Yes, wreathe thy golden locks, fair Maid, Poor trusting Maid ! thy falling tears
Yes, deck thy blooming bower,

Too soon will mix with mine;
And tune thy lute, though clouds invade, I weep to think how sad appears
And gathering tempests lower.

The fate of thee and thine.
The storm will come, thy flowers shall die, Thy speech can like thy late delight
Thy lute's sweet strings be rent,

With music sweet and rare,
And thou shalt view their wreck, yet sigh The roses on thy cheek are bright,
O'er them no fond lament.

As those upon thy hair.
For he, the loved, the cherished youth, Yet what, alas ! in one short hour,
For whom thou bidst them smile,

Will this gay scene impart?
Ere then, shall own his changeful truth, A broken lute-a blighted bower-
And tell thee of his guile.

A torn and bleeding heart !

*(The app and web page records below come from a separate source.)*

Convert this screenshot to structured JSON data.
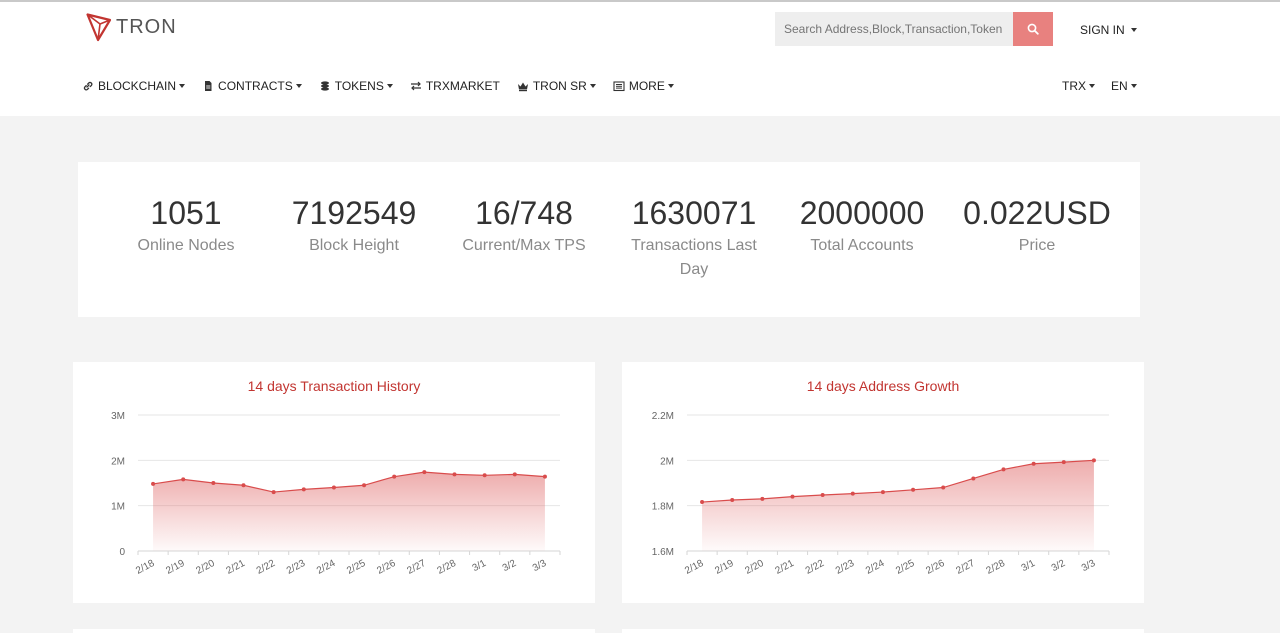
{
  "brand": {
    "name": "TRON"
  },
  "search": {
    "placeholder": "Search Address,Block,Transaction,Token"
  },
  "header": {
    "signin_label": "SIGN IN"
  },
  "nav": {
    "items": [
      {
        "label": "BLOCKCHAIN",
        "icon": "link-icon",
        "dropdown": true
      },
      {
        "label": "CONTRACTS",
        "icon": "document-icon",
        "dropdown": true
      },
      {
        "label": "TOKENS",
        "icon": "coins-icon",
        "dropdown": true
      },
      {
        "label": "TRXMARKET",
        "icon": "exchange-icon",
        "dropdown": false
      },
      {
        "label": "TRON SR",
        "icon": "crown-icon",
        "dropdown": true
      },
      {
        "label": "MORE",
        "icon": "list-icon",
        "dropdown": true
      }
    ],
    "currency": "TRX",
    "language": "EN"
  },
  "stats": [
    {
      "value": "1051",
      "label": "Online Nodes"
    },
    {
      "value": "7192549",
      "label": "Block Height"
    },
    {
      "value": "16/748",
      "label": "Current/Max TPS"
    },
    {
      "value": "1630071",
      "label": "Transactions Last Day"
    },
    {
      "value": "2000000",
      "label": "Total Accounts"
    },
    {
      "value": "0.022USD",
      "label": "Price"
    }
  ],
  "colors": {
    "accent": "#c23531",
    "search_button": "#e8817f"
  },
  "chart_data": [
    {
      "type": "area",
      "title": "14 days Transaction History",
      "x": [
        "2/18",
        "2/19",
        "2/20",
        "2/21",
        "2/22",
        "2/23",
        "2/24",
        "2/25",
        "2/26",
        "2/27",
        "2/28",
        "3/1",
        "3/2",
        "3/3"
      ],
      "values": [
        1480000,
        1580000,
        1500000,
        1450000,
        1300000,
        1360000,
        1400000,
        1450000,
        1640000,
        1740000,
        1690000,
        1670000,
        1690000,
        1640000
      ],
      "yticks": [
        "0",
        "1M",
        "2M",
        "3M"
      ],
      "ylim": [
        0,
        3000000
      ],
      "grid": true
    },
    {
      "type": "area",
      "title": "14 days Address Growth",
      "x": [
        "2/18",
        "2/19",
        "2/20",
        "2/21",
        "2/22",
        "2/23",
        "2/24",
        "2/25",
        "2/26",
        "2/27",
        "2/28",
        "3/1",
        "3/2",
        "3/3"
      ],
      "values": [
        1816000,
        1825000,
        1830000,
        1840000,
        1847000,
        1853000,
        1860000,
        1870000,
        1880000,
        1920000,
        1960000,
        1985000,
        1992000,
        2000000
      ],
      "yticks": [
        "1.6M",
        "1.8M",
        "2M",
        "2.2M"
      ],
      "ylim": [
        1600000,
        2200000
      ],
      "grid": true
    }
  ]
}
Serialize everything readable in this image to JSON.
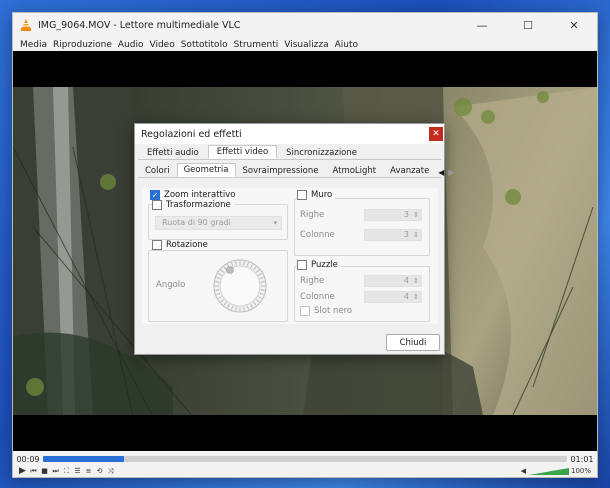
{
  "window": {
    "title": "IMG_9064.MOV - Lettore multimediale VLC",
    "minimize": "—",
    "maximize": "☐",
    "close": "✕"
  },
  "menu": [
    "Media",
    "Riproduzione",
    "Audio",
    "Video",
    "Sottotitolo",
    "Strumenti",
    "Visualizza",
    "Aiuto"
  ],
  "player": {
    "elapsed": "00:09",
    "total": "01:01",
    "progress": 0.155,
    "volume_label": "100%",
    "volume": 1.0
  },
  "dialog": {
    "title": "Regolazioni ed effetti",
    "close_glyph": "✕",
    "tabs": [
      "Effetti audio",
      "Effetti video",
      "Sincronizzazione"
    ],
    "active_tab": 1,
    "subtabs": [
      "Colori",
      "Geometria",
      "Sovraimpressione",
      "AtmoLight",
      "Avanzate"
    ],
    "active_subtab": 1,
    "geometry": {
      "zoom_label": "Zoom interattivo",
      "zoom_checked": true,
      "transform_label": "Trasformazione",
      "transform_value": "Ruota di 90 gradi",
      "rotation_label": "Rotazione",
      "angle_label": "Angolo",
      "wall_label": "Muro",
      "rows_label": "Righe",
      "rows_value": "3",
      "cols_label": "Colonne",
      "cols_value": "3",
      "puzzle_label": "Puzzle",
      "puzzle_rows_label": "Righe",
      "puzzle_rows_value": "4",
      "puzzle_cols_label": "Colonne",
      "puzzle_cols_value": "4",
      "black_slot_label": "Slot nero"
    },
    "close_button": "Chiudi"
  },
  "colors": {
    "accent": "#2a6fd6",
    "close_red": "#c42b1c",
    "vlc_orange": "#f08a00"
  }
}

The Queen of the North is of an the pensive tear-to remember the excellent size; and we hope that, hundreds of sweet, snug, sheltered, during our day, she will not greatly cozy cottages-not thatched, but slatexpand her dimensions. There ought ed-with lattice-windows, and haply always to be a bright embroidered Venetian blinds-front-trelliced-and belt of villas, a mile broad at least, with gable-end rich in its jargonelle, between her and the sea ; and surely “ all wede away" by the irresistible She will not tread upon the feet “march of stone and lime," charging of the old Pentlands. We could in close street, and then taking up poheave the pensive sigh-almost drop şition in hollow square, on every knoll

« AnteriorContinuar »